- [TASK TO COMPLETE] Scan the material below for every line with the string "card", and copy those lines.
┄┄┄┄┄┄┄┄┄┄┄┄┄┄┄┄┄┄┄┄
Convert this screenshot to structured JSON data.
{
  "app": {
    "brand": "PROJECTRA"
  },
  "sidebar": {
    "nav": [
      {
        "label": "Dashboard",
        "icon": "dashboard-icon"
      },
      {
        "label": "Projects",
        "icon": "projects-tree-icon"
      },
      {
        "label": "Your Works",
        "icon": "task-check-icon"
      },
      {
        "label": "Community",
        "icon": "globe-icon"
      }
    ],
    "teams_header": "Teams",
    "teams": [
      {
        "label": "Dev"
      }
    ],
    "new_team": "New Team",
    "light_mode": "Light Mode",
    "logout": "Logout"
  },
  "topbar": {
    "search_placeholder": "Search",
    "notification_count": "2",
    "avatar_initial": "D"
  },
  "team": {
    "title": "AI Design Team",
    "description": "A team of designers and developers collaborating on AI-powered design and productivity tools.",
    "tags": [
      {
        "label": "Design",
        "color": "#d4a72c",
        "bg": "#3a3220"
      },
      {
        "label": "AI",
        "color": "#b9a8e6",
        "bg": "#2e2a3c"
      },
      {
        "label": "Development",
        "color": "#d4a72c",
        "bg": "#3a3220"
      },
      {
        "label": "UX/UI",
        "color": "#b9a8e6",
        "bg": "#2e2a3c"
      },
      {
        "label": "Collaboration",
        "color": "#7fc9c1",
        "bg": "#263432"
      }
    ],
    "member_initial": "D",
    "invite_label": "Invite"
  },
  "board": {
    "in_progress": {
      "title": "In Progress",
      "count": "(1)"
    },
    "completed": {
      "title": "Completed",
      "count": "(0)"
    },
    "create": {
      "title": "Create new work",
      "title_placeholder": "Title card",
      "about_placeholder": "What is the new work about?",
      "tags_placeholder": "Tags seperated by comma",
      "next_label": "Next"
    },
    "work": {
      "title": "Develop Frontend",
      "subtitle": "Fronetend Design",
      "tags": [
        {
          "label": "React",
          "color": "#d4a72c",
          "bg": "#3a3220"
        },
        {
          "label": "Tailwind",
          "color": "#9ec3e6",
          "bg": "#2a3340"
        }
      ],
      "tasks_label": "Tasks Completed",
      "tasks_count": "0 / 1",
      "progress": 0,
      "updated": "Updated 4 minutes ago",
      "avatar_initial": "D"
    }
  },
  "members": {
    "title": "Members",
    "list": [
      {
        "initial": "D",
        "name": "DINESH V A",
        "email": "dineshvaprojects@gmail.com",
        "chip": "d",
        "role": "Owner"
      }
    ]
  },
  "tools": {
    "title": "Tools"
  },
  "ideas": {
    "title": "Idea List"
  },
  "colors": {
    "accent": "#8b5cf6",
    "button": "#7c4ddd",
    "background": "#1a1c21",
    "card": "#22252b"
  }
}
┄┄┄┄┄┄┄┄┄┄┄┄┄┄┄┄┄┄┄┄
- [EXERCISE RESPONSE]
      "title_placeholder": "Title card",
    "card": "#22252b"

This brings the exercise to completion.